-- Opening Marker --

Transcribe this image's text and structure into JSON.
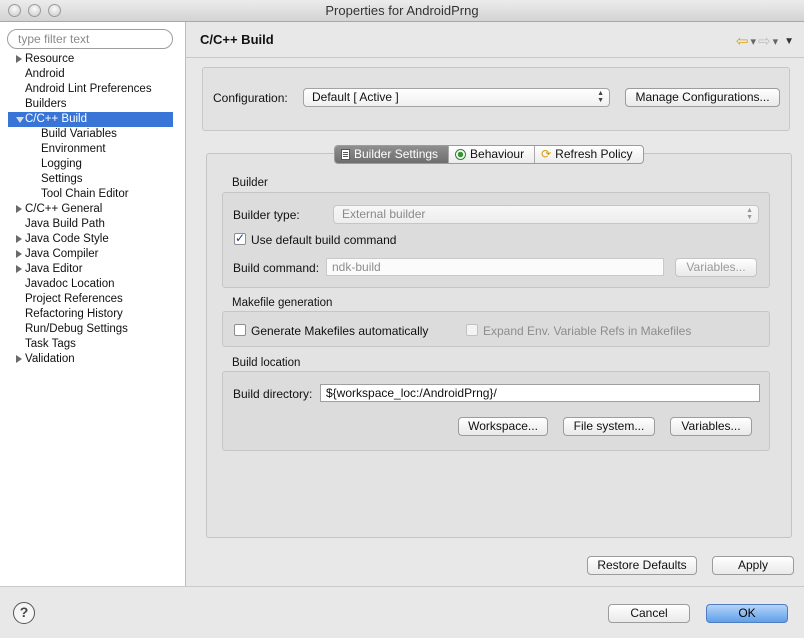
{
  "window": {
    "title": "Properties for AndroidPrng"
  },
  "sidebar": {
    "filter_placeholder": "type filter text",
    "items": [
      {
        "label": "Resource",
        "expander": "collapsed"
      },
      {
        "label": "Android"
      },
      {
        "label": "Android Lint Preferences"
      },
      {
        "label": "Builders"
      },
      {
        "label": "C/C++ Build",
        "expander": "expanded",
        "selected": true
      },
      {
        "label": "Build Variables",
        "child": true
      },
      {
        "label": "Environment",
        "child": true
      },
      {
        "label": "Logging",
        "child": true
      },
      {
        "label": "Settings",
        "child": true
      },
      {
        "label": "Tool Chain Editor",
        "child": true
      },
      {
        "label": "C/C++ General",
        "expander": "collapsed"
      },
      {
        "label": "Java Build Path"
      },
      {
        "label": "Java Code Style",
        "expander": "collapsed"
      },
      {
        "label": "Java Compiler",
        "expander": "collapsed"
      },
      {
        "label": "Java Editor",
        "expander": "collapsed"
      },
      {
        "label": "Javadoc Location"
      },
      {
        "label": "Project References"
      },
      {
        "label": "Refactoring History"
      },
      {
        "label": "Run/Debug Settings"
      },
      {
        "label": "Task Tags"
      },
      {
        "label": "Validation",
        "expander": "collapsed"
      }
    ]
  },
  "main": {
    "title": "C/C++ Build",
    "nav": {
      "back": "⇦",
      "forward": "⇨",
      "menu": "▼",
      "dropdown": "▾"
    },
    "configuration": {
      "label": "Configuration:",
      "value": "Default  [ Active ]",
      "manage_button": "Manage Configurations..."
    },
    "tabs": [
      {
        "label": "Builder Settings",
        "icon": "document-icon",
        "active": true
      },
      {
        "label": "Behaviour",
        "icon": "radio-icon"
      },
      {
        "label": "Refresh Policy",
        "icon": "refresh-icon"
      }
    ],
    "builder": {
      "group_title": "Builder",
      "type_label": "Builder type:",
      "type_value": "External builder",
      "use_default_label": "Use default build command",
      "use_default_checked": true,
      "command_label": "Build command:",
      "command_value": "ndk-build",
      "variables_button": "Variables..."
    },
    "makefile": {
      "group_title": "Makefile generation",
      "generate_label": "Generate Makefiles automatically",
      "generate_checked": false,
      "expand_label": "Expand Env. Variable Refs in Makefiles",
      "expand_checked": false
    },
    "location": {
      "group_title": "Build location",
      "dir_label": "Build directory:",
      "dir_value": "${workspace_loc:/AndroidPrng}/",
      "workspace_button": "Workspace...",
      "filesystem_button": "File system...",
      "variables_button": "Variables..."
    },
    "restore_button": "Restore Defaults",
    "apply_button": "Apply"
  },
  "footer": {
    "help": "?",
    "cancel_button": "Cancel",
    "ok_button": "OK"
  },
  "colors": {
    "selection": "#3875d7",
    "primary_button": "#5fa0ea",
    "back_arrow": "#d9a316"
  }
}
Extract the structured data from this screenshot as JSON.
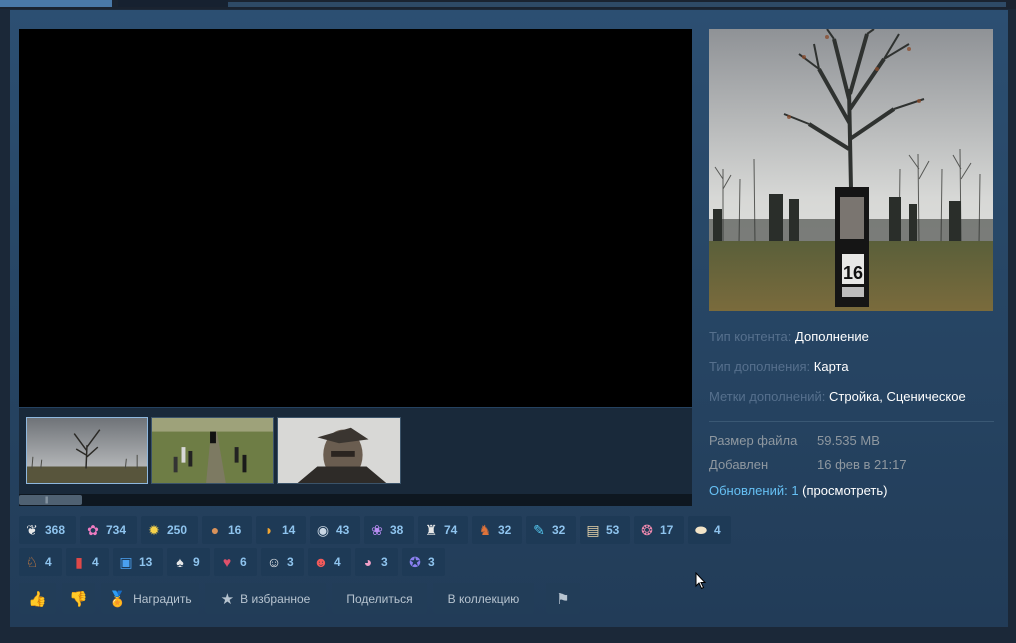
{
  "details": {
    "content_type_label": "Тип контента:",
    "content_type_value": "Дополнение",
    "addon_type_label": "Тип дополнения:",
    "addon_type_value": "Карта",
    "addon_tags_label": "Метки дополнений:",
    "addon_tags_value": "Стройка, Сценическое",
    "file_size_label": "Размер файла",
    "file_size_value": "59.535 MB",
    "added_label": "Добавлен",
    "added_value": "16 фев в 21:17",
    "updates_link": "Обновлений: 1",
    "view_link": "(просмотреть)"
  },
  "preview": {
    "plate_number": "16"
  },
  "awards": [
    {
      "icon": "hearts-icon",
      "glyph": "❦",
      "color": "#e8e8e8",
      "count": "368"
    },
    {
      "icon": "pink-blob-icon",
      "glyph": "✿",
      "color": "#f07cc2",
      "count": "734"
    },
    {
      "icon": "sun-icon",
      "glyph": "✹",
      "color": "#f6d24a",
      "count": "250"
    },
    {
      "icon": "cookie-icon",
      "glyph": "●",
      "color": "#d9925a",
      "count": "16"
    },
    {
      "icon": "banana-icon",
      "glyph": "◗",
      "color": "#f2a531",
      "count": "14"
    },
    {
      "icon": "eye-ball-icon",
      "glyph": "◉",
      "color": "#c9d6e3",
      "count": "43"
    },
    {
      "icon": "purple-wing-icon",
      "glyph": "❀",
      "color": "#b88cf2",
      "count": "38"
    },
    {
      "icon": "bust-icon",
      "glyph": "♜",
      "color": "#e8e8e8",
      "count": "74"
    },
    {
      "icon": "squirrel-icon",
      "glyph": "♞",
      "color": "#e0733a",
      "count": "32"
    },
    {
      "icon": "microphone-icon",
      "glyph": "✎",
      "color": "#55c8f0",
      "count": "32"
    },
    {
      "icon": "scroll-icon",
      "glyph": "▤",
      "color": "#e6d2a8",
      "count": "53"
    },
    {
      "icon": "brain-icon",
      "glyph": "❂",
      "color": "#f28ab0",
      "count": "17"
    },
    {
      "icon": "egg-icon",
      "glyph": "⬬",
      "color": "#f2e4c8",
      "count": "4"
    },
    {
      "icon": "fox-icon",
      "glyph": "♘",
      "color": "#f08a3a",
      "count": "4"
    },
    {
      "icon": "soda-can-icon",
      "glyph": "▮",
      "color": "#e04848",
      "count": "4"
    },
    {
      "icon": "gift-icon",
      "glyph": "▣",
      "color": "#4aa0f0",
      "count": "13"
    },
    {
      "icon": "mushroom-icon",
      "glyph": "♠",
      "color": "#e8e8e8",
      "count": "9"
    },
    {
      "icon": "hearts-pile-icon",
      "glyph": "♥",
      "color": "#e0506a",
      "count": "6"
    },
    {
      "icon": "baby-face-icon",
      "glyph": "☺",
      "color": "#f2f2f2",
      "count": "3"
    },
    {
      "icon": "laughing-face-icon",
      "glyph": "☻",
      "color": "#f25a5a",
      "count": "4"
    },
    {
      "icon": "pig-icon",
      "glyph": "◕",
      "color": "#f2a0c8",
      "count": "3"
    },
    {
      "icon": "cat-face-icon",
      "glyph": "✪",
      "color": "#8a80f0",
      "count": "3"
    }
  ],
  "buttons": {
    "award": "Наградить",
    "favorite": "В избранное",
    "share": "Поделиться",
    "collection": "В коллекцию"
  }
}
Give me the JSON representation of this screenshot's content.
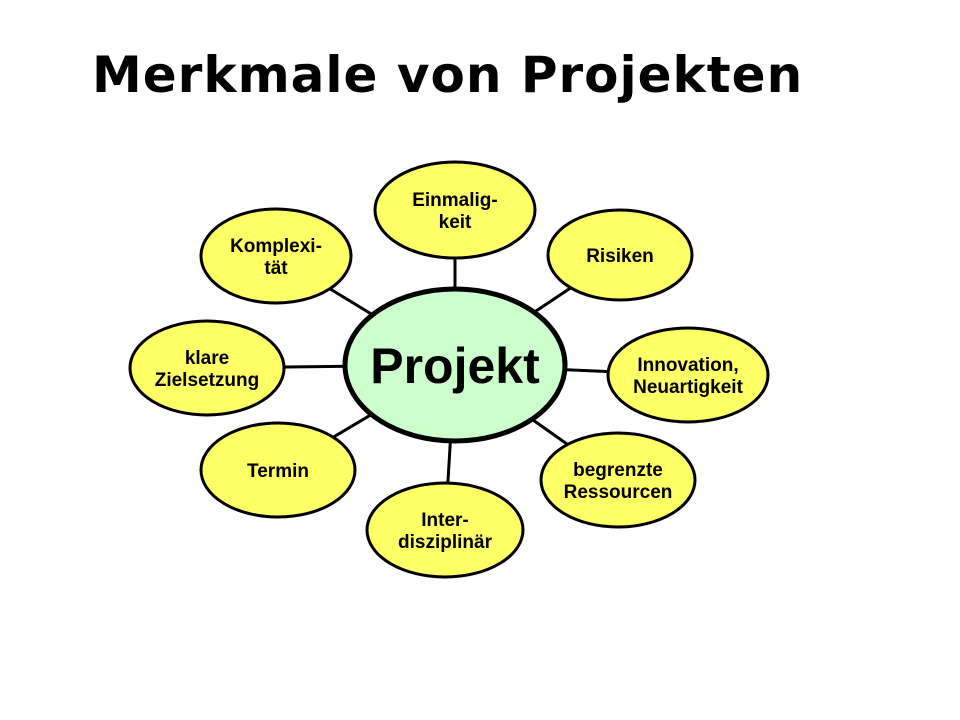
{
  "title": "Merkmale von Projekten",
  "colors": {
    "center_fill": "#ccffcc",
    "satellite_fill": "#ffff66",
    "outline": "#000000",
    "background": "#ffffff"
  },
  "center": {
    "label": "Projekt"
  },
  "satellites": [
    {
      "id": "einmaligkeit",
      "lines": [
        "Einmalig-",
        "keit"
      ]
    },
    {
      "id": "risiken",
      "lines": [
        "Risiken"
      ]
    },
    {
      "id": "innovation",
      "lines": [
        "Innovation,",
        "Neuartigkeit"
      ]
    },
    {
      "id": "begrenzte-ressourcen",
      "lines": [
        "begrenzte",
        "Ressourcen"
      ]
    },
    {
      "id": "interdisziplinaer",
      "lines": [
        "Inter-",
        "disziplinär"
      ]
    },
    {
      "id": "termin",
      "lines": [
        "Termin"
      ]
    },
    {
      "id": "klare-zielsetzung",
      "lines": [
        "klare",
        "Zielsetzung"
      ]
    },
    {
      "id": "komplexitaet",
      "lines": [
        "Komplexi-",
        "tät"
      ]
    }
  ]
}
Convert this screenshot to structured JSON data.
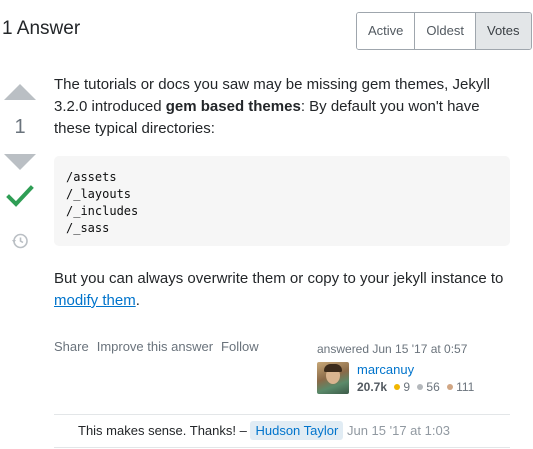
{
  "header": {
    "answer_count": "1 Answer"
  },
  "sort": {
    "active": "Active",
    "oldest": "Oldest",
    "votes": "Votes",
    "selected": "Votes"
  },
  "vote": {
    "score": "1"
  },
  "answer": {
    "para1_a": "The tutorials or docs you saw may be missing gem themes, Jekyll 3.2.0 introduced ",
    "para1_bold": "gem based themes",
    "para1_b": ": By default you won't have these typical directories:",
    "code_lines": [
      "/assets",
      "/_layouts",
      "/_includes",
      "/_sass"
    ],
    "para2_a": "But you can always overwrite them or copy to your jekyll instance to ",
    "para2_link": "modify them",
    "para2_b": "."
  },
  "post_menu": {
    "share": "Share",
    "improve": "Improve this answer",
    "follow": "Follow"
  },
  "user_card": {
    "time": "answered Jun 15 '17 at 0:57",
    "name": "marcanuy",
    "reputation": "20.7k",
    "gold": "9",
    "silver": "56",
    "bronze": "111",
    "colors": {
      "gold": "#f1b600",
      "silver": "#b4b8bc",
      "bronze": "#d1a684"
    }
  },
  "comment": {
    "text": "This makes sense. Thanks! –",
    "user": "Hudson Taylor",
    "date": "Jun 15 '17 at 1:03"
  },
  "icons": {
    "accepted": "check-icon",
    "history": "history-icon"
  },
  "colors": {
    "accepted_green": "#2f9e55",
    "link": "#0074cc"
  }
}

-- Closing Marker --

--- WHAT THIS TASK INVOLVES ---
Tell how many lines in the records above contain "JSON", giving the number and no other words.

--- ANSWER AREA ---
4